Meant to be an experience exposing the player to the horrors of war, This War of Mine shifts the focus from the gun-toting, hard-talking soldiers we’re used to and instead implants its players in the role of more fragile, more familiar, and more relatable people: the civilians.
They’re often the ones who end up catching the worst side of the war, often rendered defenseless, helpless, and stuck in a world gone to hell. Looters raid buildings everywhere, survivors attempt to hunker down in makeshift shelters, and life is a daily struggle in a lawless city from which they cannot escape. It’s extremely dark, deeply disturbing, and incredibly effective.
It controls in a manner similar to The Sims. Several characters inhabit one shelter, each with their own unique backgrounds, personalities, and strengths. Pavle was an athlete before the war, and can move quickly when needed. Bruno was a professional chef and can cook great meals. Emilia is a talented lawyer.
Instead of quirky conversations and clear-cut meters indicating happiness and well being, the citizens in This War of Mine are limited to small cards that display their status. If not properly looked after, some can become exhausted, dangerously ill, wounded, depressed, or starved, among other factors.
As the god-like creature overseeing everyone’s well being, the player’s job is to make sure each of them are kept in good health and contribute equally to the cause of survival.
This survival is wholly dependent on two things: crafting and scavenging. Crafting is done through various worktables built in the shelter, and can provide all manner of essential items necessary for survival.
These items cannot be created without the needed materials, however. Scavenging is important, and must be done at night to avoid sniper fire and the other wartime hazards that appear during the day.
It’s not an especially varied gameplay loop, but it is still very successful at making one feel small amounts of progress, no matter how inconsequential or challenging a night was. Having names, personalities, and traits assigned to each of these people helped me grow fond of them, making the task of keeping them alive all the more harrowing.
There’s no winning in This War of Mine. Not in the traditional sense. There are no high scores, no leaderboards, no fun collectibles, no skill challenges.
But each tiny acquisition of crucial materials feels like a tiny victory. When two of my survivors were waylaid by severe wounds and illness, finding medicine and bandages while foraging and being able to patch them up upon return felt like a major success.

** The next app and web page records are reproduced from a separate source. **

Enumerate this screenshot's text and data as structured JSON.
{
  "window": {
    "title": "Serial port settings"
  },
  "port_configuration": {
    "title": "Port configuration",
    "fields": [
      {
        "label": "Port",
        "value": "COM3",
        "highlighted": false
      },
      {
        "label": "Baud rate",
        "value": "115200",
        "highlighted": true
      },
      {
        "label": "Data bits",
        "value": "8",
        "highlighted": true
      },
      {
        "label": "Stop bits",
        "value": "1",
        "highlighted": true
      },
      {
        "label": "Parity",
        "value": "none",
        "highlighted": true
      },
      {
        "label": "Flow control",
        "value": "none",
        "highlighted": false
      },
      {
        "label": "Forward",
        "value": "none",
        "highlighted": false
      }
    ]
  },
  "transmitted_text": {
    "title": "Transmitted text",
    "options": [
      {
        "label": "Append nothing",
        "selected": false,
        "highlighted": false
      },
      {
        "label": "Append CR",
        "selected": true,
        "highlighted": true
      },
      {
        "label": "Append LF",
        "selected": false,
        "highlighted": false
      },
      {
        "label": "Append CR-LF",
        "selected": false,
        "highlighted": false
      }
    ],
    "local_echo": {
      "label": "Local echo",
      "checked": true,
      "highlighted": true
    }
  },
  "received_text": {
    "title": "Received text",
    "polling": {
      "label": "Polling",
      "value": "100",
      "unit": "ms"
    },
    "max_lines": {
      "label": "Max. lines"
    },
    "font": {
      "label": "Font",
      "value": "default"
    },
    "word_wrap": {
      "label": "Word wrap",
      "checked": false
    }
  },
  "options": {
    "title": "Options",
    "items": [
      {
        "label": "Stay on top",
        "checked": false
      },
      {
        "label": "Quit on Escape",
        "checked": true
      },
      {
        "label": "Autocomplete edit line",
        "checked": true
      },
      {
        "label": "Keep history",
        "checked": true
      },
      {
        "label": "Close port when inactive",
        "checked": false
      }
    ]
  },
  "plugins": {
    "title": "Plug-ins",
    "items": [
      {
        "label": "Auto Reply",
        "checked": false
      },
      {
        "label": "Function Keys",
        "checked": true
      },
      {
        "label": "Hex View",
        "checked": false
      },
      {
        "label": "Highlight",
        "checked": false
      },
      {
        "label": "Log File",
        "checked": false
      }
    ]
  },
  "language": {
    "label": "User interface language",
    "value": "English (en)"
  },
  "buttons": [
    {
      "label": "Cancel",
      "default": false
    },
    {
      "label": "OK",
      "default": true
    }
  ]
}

I had managed to keep them alive for one more day. There was no guarantee tomorrow would be the same, but that didn’t matter. For today, everything was all right.

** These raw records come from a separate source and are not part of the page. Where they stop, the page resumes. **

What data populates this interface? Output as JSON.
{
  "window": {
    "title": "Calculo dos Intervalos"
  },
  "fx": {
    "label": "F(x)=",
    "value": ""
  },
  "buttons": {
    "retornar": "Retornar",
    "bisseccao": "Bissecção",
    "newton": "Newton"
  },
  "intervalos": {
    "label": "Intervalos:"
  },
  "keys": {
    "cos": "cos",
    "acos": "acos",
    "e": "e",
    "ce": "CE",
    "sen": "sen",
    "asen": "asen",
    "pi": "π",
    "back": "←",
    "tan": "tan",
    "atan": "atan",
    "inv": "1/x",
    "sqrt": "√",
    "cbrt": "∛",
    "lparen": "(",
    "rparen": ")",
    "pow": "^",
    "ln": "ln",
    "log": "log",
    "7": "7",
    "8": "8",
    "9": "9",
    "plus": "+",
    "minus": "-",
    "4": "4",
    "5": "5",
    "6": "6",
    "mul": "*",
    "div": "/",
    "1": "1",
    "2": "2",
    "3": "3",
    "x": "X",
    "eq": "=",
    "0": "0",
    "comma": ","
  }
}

It’s a moment-to-moment game, filled with difficult decisions painted varying shades of gray. There are no binary morality meters, no black and white decisions. Every decision must be weighed and carefully considered, always serving your survivor’s needs. They can die quickly, and decisions must be made on the fly to ensure their security, particularly during times of conflict with other survivors.
As a game meant to expose players to the horrors of war, I found This War of Mine to be completely effective. It’s dark, presented in different shades of black, blue, white, and gray. The music is somber, occasionally punctuated by guitar chords and light strings. Characters often rest on the floor, despondent, inconsolable, and broken. Their decisions haunt them, and doubts occupy their minds, leaving very little room for hope. Rather than a bastion of new opportunity, each new day presents a question of whether or not these survivors will be alive at sunset.
Despite the darkness, there is still hope sprinkled in This War of Mine’s crushing darkness. Survivors speak to each other, cheering depressed friends up and attempting to take care of the less fortunate. Redeeming items are scavenged, offering redemption for a survivor on the verge of death. Acts of charity result in the group receiving help not found anywhere else.
This War of Mine has a clear message and agenda, and it never makes any attempt to shy away from it. There are moments of ham-fisted dialogue or forced interactions that shatter the nuance it carries, but even those are not enough to wholly negate the powerful and effective mood it seeks to convey. War is hell, and it’s often the civilians who end up on the ugly side of things in times of conflict. Using the interactive nature of a video game to great effect, This War of Mine brilliantly conveys this message by forcing the player to not only witness it, but live it, experience it, and suffer through it firsthand.
To read Cassidee’s extended review, pick up the Dec issue of CGM.